One of the aspects of playing Charles that most appealed to Foxx was the fact that the part ran the gamut from the extreme of joyful exuberance to the depth of drug rehabilitation. “The most interesting thing about acting,” he said, “is this—that when you go to the dark places there’s a lot of energy, and when you go to the happiest place, there’s also a lot of energy. The exhaustion starts to help you.” In terms of the dark places of Charles’ life, Foxx learned a good deal he hadn’t been aware of before. “I didn’t know about the drugs,” he said. “I didn’t know about the women.” But, he said, Charles himself “was pretty much an ‘It is what it is’ person,” and would have approved of including the bad with the good. “I think that’s what’s compelling about this story—that we don’t tell it like goody two-shoes,” he said. “Taylor Hackford does a great job with taking the true stories and connecting them to bring drama to it and bring charm to his life.”
Something that helped Foxx enormously was that he was a trained pianist himself. When Hackford learned that he had gone to college on a classical music scholarship, Foxx said, “he immediately rewrote the script and went from 45 music cues to 96 music cues, because now he could hold [the shot of him playing] in the frame” without cutting away to someone else’s hands. “We could really take our time and get the performances right—because the movie is a musical.”
Foxx is happy about all the award talk his performance has been getting, but he’s aware of the drawbacks. “It’s a huge risk, because everybody knows Ray Charles,” he said. “The reason it was a good risk for me is because right now, it’s a Cinderella thing—it’s like everybody’s rooting for you.” He recalled his recent trip to the Venice Film Festival, where he was greeted by the likes of Denzel Washington, Tom Hanks and Al Pacino. “Everybody that you’ve ever looked up to is taking time out to say if you are inducted into this club, there are certain things you have to do and certain things you have to be aware of—but at the end of the day, don’t chase it. Go right back to the art.” He’s keenly aware, though, of what the Oscar means. “For the hip-hop crowd, for the cats I know, we didn’t understand the significance of the Oscars,” he said of his attitude some years back. “But…I had the pleasure of talking to Denzel after he didn’t receive the Oscar for ‘Hurricane,’ and I saw the disappointment of, say, an NBA team getting to the championship but not winning the game. And that’s when I started understanding what it was about.”

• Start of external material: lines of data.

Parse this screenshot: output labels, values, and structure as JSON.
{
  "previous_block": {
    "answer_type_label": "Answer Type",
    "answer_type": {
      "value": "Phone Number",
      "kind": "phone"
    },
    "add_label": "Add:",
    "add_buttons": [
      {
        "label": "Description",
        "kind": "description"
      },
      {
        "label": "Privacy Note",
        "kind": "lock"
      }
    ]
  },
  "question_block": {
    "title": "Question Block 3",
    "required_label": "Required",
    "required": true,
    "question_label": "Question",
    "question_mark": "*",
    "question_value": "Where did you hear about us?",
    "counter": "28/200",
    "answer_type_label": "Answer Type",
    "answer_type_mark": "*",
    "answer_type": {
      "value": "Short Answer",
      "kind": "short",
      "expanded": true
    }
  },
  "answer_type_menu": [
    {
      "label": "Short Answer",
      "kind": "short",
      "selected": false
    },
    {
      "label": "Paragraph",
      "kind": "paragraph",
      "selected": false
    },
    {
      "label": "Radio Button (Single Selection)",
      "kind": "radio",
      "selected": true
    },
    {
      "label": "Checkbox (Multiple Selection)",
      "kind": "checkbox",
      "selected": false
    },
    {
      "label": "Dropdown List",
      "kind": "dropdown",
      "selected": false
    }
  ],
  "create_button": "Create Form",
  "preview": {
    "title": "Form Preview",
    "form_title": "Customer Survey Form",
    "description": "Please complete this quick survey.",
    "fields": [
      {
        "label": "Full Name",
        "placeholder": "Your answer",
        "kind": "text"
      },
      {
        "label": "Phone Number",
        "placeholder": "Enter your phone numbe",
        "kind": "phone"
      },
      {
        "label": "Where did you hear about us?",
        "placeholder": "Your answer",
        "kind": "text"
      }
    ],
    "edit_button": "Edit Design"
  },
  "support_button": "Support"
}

But however things turn out, Foxx appreciated the opportunity to play Charles and feel the power of a man who tore down racial barriers with his music. “It changed me as a person,” he said. “Ray Charles’ take on [bigotry and violence] was he could escape with his music. I want to play that music—maybe that metaphor for music—so wherever I go and whatever I do, with the background that I have, I keep sharing until you break some of that stuff down, like Ray Charles did.”